4.6 Reporting of the results
The winner must report the results of the match to the tournament director immediately after the end of the match and bring back the borrowed equipment, such as dice set and clock. The tournament director verifies the result and announces it on the tournament board. If a faulty result has been announced it can be corrected as long as the correction is made within a reasonable time, and neither of the players has started a subsequent match in the tournament.
Both players must keep an ongoing record of the score of the match and announce to each other the score of the match before each game. Before the start of the Crawford game, the players must announce the fact that it is the Crawford game to each other. If the players agree to do so, it is permitted to use a scoreboard that shows the length of the match, the score, the status of Crawford and such. Scoreboards must be used if the tournament director demands it. The players may keep the score on individual scorecards when a scoreboard is in use. It is the duty of both players to double-check both score-sheets / score-board before start and after completion of each game. In case of non-resolvable dispute about the score, the score-sheet of the trailing player in the match will be valid. During a break, it is both players´resonsibility to mark down the score and the remaining time of both players.
If a dispute arises between two players, they must leave dice, checkers, doubling cube, scorecards and other things untouched, while calling for the tournament director to settle the dispute. If a game clock is in use, it must be stopped. If one of the players is also the tournament director, the dispute must be settled by another tournament director attached to the tournament. If no other tournament director is attached to the tournament, the dispute must be settled according to § 5.2.
The players can appeal the decision of the tournament director, but this must be done immediately, while reversal of the decision is still possible. The appeal must be immediately processed by a tournament committee. The tournament committee can reverse the decision of the tournament director by a simple majority. This rule exhausts the player's right to appeals.
5.3 Non-compliance with the tournament rules
Non- compliance with the current tournament rules will put the party who failed to follow the rules at a disadvantage in the case of a dispute.
The tournament director as well as the tournament committee is obligated to collect relevant testimonies and statements. A player is always entitled to argue the facts and debate points concerning the rules. Spectators, except to report cheating, may testify only at the tournament director's request.
5.5 The player's reporting rights
A player can report the decision of the tournament committee to the WBA/EBGT board, according to established guidelines, in order for a principle ruling to be made and a precedent on the matter to be established. The WBA/EBGT board can impose sanctions by authority of the current tournament rules or other rules.

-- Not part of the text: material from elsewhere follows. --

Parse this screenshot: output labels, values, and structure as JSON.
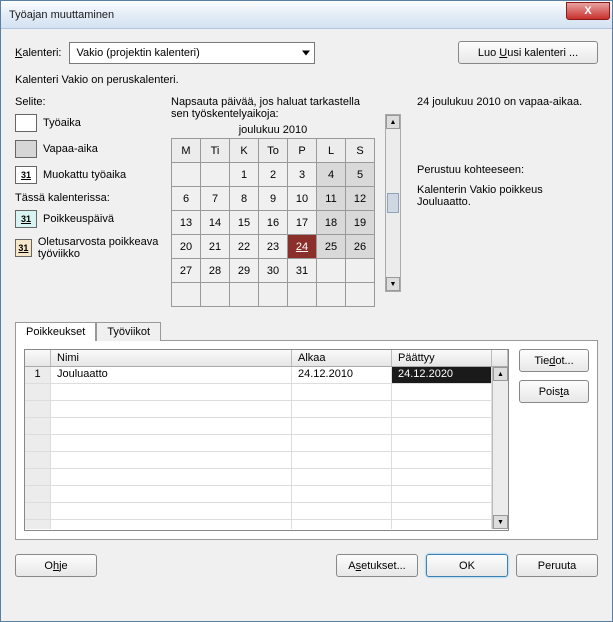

5.6 The reporting duties of the tournament director and the tournament committee
Any decision in a dispute must be reported to the WBA/EBGT board immediately after the completion of the tournament. The report must contain a description of the course of events and the reasons for the ruling.